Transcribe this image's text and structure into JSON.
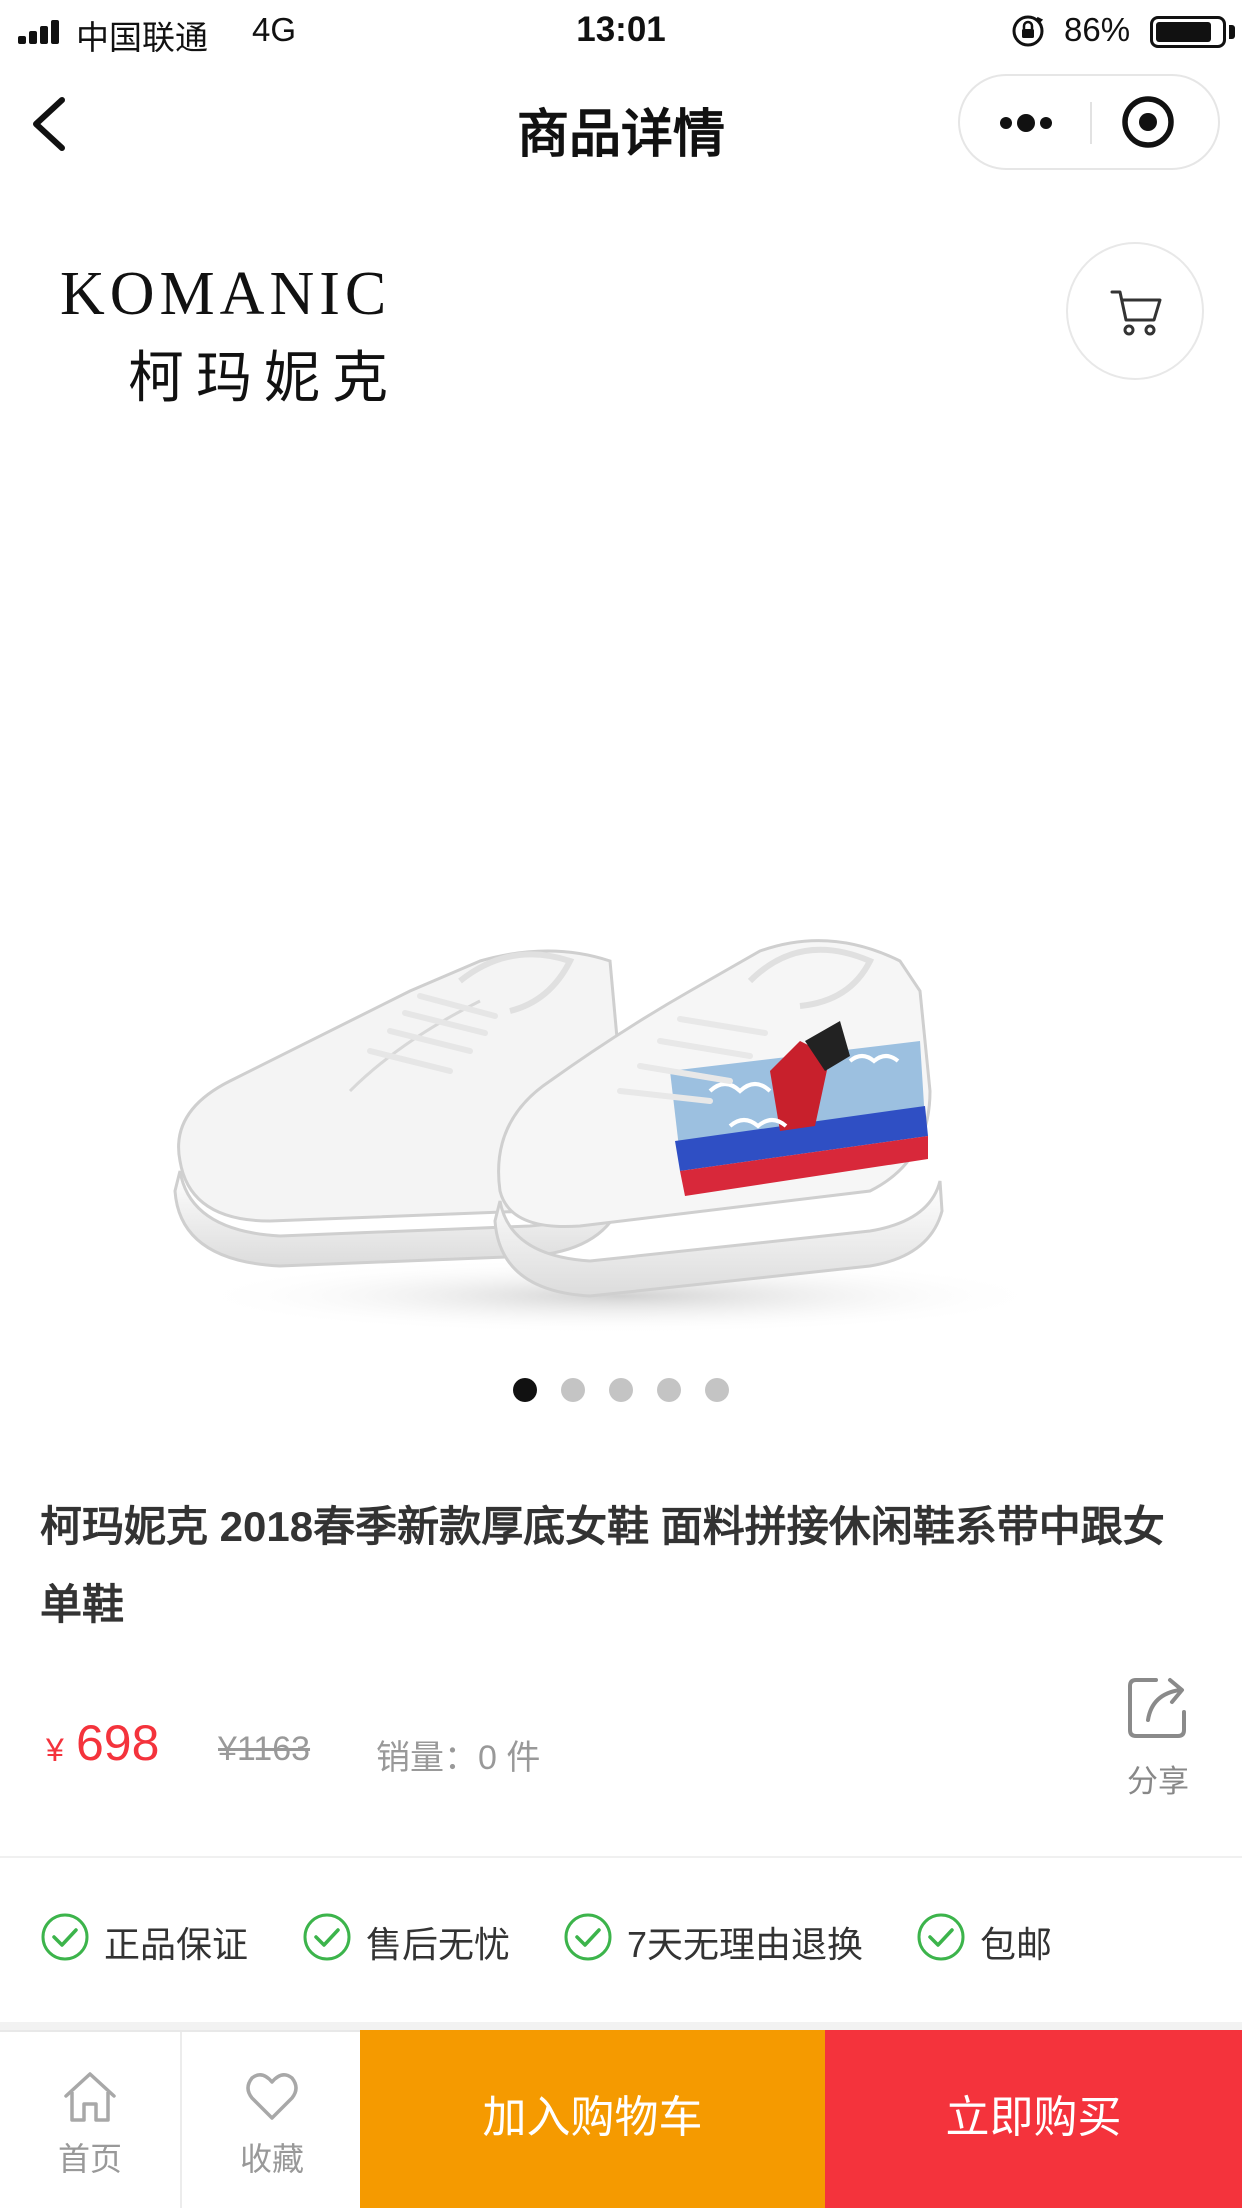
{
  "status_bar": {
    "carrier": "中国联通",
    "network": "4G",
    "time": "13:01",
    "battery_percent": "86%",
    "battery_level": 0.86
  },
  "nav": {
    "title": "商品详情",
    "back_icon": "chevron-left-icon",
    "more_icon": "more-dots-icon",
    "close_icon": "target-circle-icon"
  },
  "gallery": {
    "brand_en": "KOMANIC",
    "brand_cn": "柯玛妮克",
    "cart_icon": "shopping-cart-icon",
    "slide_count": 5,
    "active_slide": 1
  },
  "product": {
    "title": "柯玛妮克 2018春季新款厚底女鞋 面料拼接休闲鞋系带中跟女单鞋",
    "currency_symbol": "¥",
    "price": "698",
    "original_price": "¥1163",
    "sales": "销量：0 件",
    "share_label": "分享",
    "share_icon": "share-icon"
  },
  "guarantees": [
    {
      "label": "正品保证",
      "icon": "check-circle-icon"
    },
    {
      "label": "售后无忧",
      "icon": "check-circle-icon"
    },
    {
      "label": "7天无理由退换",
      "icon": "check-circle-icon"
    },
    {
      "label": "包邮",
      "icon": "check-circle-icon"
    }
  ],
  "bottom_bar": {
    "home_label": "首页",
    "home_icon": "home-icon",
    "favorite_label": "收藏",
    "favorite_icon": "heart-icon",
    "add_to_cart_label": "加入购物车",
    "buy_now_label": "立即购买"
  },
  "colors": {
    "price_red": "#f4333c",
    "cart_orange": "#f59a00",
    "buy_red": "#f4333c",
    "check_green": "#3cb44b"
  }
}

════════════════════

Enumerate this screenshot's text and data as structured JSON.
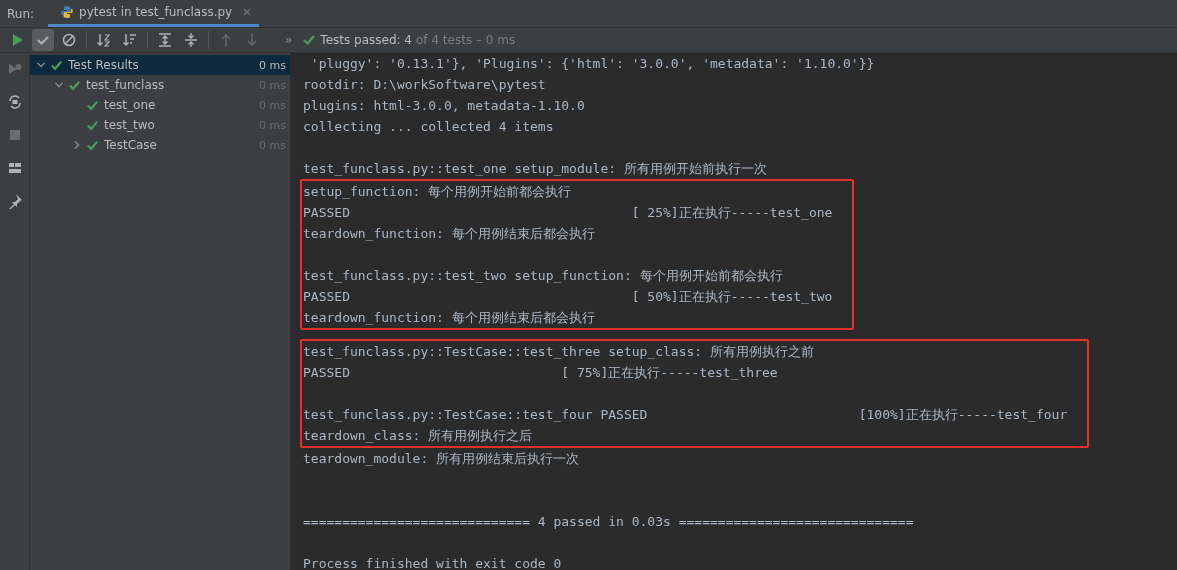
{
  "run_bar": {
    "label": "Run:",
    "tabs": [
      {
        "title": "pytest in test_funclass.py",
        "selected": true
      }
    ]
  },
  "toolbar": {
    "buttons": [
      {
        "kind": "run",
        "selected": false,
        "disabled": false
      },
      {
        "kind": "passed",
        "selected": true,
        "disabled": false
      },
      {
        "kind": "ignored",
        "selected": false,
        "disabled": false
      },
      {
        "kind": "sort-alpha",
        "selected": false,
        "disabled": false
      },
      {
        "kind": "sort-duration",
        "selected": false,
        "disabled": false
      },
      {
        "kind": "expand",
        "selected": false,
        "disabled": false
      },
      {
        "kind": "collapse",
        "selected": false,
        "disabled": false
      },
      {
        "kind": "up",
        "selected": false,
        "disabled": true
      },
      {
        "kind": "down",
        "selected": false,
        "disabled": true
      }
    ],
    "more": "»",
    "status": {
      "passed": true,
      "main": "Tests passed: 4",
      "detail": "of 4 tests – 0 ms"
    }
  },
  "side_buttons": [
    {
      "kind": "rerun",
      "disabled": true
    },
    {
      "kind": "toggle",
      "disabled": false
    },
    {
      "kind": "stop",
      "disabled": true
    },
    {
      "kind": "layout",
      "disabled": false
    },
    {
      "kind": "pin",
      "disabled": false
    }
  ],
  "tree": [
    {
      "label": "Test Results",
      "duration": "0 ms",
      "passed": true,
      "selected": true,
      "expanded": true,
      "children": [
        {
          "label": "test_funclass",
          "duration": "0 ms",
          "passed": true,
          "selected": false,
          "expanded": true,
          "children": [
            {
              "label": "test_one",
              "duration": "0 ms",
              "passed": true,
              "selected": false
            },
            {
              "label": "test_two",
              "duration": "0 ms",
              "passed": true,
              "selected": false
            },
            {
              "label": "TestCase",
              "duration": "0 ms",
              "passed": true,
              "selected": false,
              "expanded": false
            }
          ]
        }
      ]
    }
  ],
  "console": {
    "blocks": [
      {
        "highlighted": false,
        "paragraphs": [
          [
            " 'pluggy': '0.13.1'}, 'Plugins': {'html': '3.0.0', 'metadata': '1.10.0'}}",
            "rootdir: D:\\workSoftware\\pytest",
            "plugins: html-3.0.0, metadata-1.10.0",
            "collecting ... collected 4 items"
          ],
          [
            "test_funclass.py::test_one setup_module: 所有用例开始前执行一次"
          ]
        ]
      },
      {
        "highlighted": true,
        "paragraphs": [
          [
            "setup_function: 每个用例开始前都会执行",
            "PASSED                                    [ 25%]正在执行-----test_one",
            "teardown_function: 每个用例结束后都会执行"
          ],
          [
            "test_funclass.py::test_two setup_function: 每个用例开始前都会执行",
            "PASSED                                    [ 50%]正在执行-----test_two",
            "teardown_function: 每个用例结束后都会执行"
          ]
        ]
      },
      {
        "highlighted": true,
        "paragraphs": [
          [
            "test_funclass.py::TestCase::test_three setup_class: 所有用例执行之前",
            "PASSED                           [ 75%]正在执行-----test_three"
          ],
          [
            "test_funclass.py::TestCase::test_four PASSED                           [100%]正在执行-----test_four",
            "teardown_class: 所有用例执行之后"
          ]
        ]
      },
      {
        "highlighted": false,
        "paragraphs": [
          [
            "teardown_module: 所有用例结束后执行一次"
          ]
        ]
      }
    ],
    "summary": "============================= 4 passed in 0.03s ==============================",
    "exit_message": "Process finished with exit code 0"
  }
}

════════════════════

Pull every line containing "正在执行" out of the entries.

            "PASSED                                    [ 25%]正在执行-----test_one",
            "PASSED                                    [ 50%]正在执行-----test_two",
            "PASSED                           [ 75%]正在执行-----test_three"
            "test_funclass.py::TestCase::test_four PASSED                           [100%]正在执行-----test_four",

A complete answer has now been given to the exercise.